Aim of the exercise: Repeat every entry word for word, skipping the pictures.
Dataset excerpts Start Marker
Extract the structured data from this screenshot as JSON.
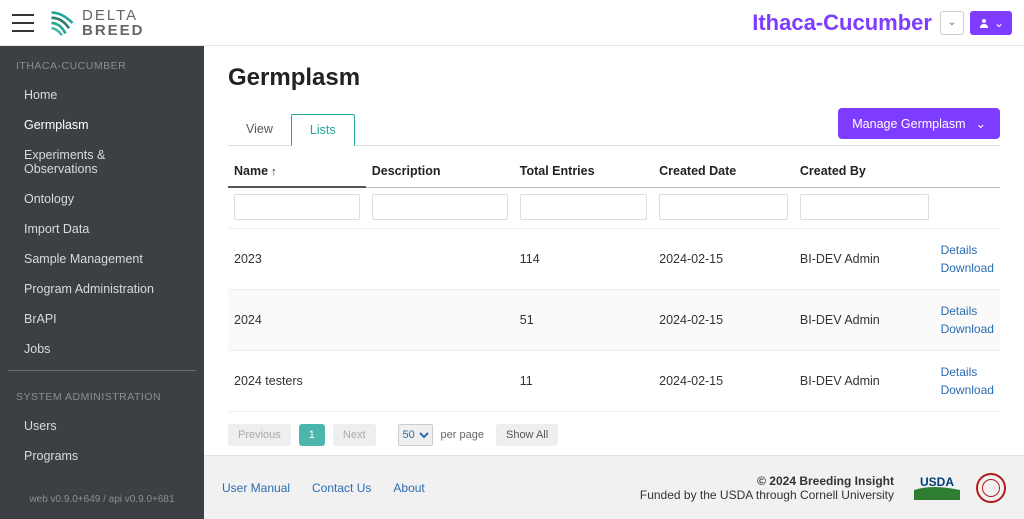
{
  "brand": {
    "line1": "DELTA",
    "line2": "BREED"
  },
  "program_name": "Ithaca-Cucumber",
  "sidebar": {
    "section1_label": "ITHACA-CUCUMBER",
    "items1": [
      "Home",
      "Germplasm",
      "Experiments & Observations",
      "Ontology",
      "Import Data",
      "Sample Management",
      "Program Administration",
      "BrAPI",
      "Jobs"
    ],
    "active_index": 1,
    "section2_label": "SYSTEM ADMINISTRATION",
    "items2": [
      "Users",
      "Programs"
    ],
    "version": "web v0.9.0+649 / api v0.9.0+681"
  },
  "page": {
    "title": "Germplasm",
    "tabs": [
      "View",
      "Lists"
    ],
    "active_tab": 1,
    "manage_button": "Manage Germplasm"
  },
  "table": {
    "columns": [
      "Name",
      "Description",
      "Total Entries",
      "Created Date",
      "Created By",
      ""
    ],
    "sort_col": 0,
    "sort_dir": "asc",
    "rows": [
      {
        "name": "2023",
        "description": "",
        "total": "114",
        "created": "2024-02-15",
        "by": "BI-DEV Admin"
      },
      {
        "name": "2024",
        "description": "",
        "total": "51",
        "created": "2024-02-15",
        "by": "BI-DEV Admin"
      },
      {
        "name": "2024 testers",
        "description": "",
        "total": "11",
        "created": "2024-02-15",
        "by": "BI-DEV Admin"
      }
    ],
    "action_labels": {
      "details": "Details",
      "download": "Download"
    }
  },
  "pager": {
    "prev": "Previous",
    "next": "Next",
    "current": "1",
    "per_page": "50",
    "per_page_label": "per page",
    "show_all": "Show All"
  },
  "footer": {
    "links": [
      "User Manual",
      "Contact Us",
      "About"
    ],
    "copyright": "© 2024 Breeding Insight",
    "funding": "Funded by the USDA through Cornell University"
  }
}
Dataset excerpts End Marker
Problem solution:
Extract the structured data from this screenshot as JSON.
{
  "brand": {
    "line1": "DELTA",
    "line2": "BREED"
  },
  "program_name": "Ithaca-Cucumber",
  "sidebar": {
    "section1_label": "ITHACA-CUCUMBER",
    "items1": [
      "Home",
      "Germplasm",
      "Experiments & Observations",
      "Ontology",
      "Import Data",
      "Sample Management",
      "Program Administration",
      "BrAPI",
      "Jobs"
    ],
    "active_index": 1,
    "section2_label": "SYSTEM ADMINISTRATION",
    "items2": [
      "Users",
      "Programs"
    ],
    "version": "web v0.9.0+649 / api v0.9.0+681"
  },
  "page": {
    "title": "Germplasm",
    "tabs": [
      "View",
      "Lists"
    ],
    "active_tab": 1,
    "manage_button": "Manage Germplasm"
  },
  "table": {
    "columns": [
      "Name",
      "Description",
      "Total Entries",
      "Created Date",
      "Created By",
      ""
    ],
    "sort_col": 0,
    "sort_dir": "asc",
    "rows": [
      {
        "name": "2023",
        "description": "",
        "total": "114",
        "created": "2024-02-15",
        "by": "BI-DEV Admin"
      },
      {
        "name": "2024",
        "description": "",
        "total": "51",
        "created": "2024-02-15",
        "by": "BI-DEV Admin"
      },
      {
        "name": "2024 testers",
        "description": "",
        "total": "11",
        "created": "2024-02-15",
        "by": "BI-DEV Admin"
      }
    ],
    "action_labels": {
      "details": "Details",
      "download": "Download"
    }
  },
  "pager": {
    "prev": "Previous",
    "next": "Next",
    "current": "1",
    "per_page": "50",
    "per_page_label": "per page",
    "show_all": "Show All"
  },
  "footer": {
    "links": [
      "User Manual",
      "Contact Us",
      "About"
    ],
    "copyright": "© 2024 Breeding Insight",
    "funding": "Funded by the USDA through Cornell University"
  }
}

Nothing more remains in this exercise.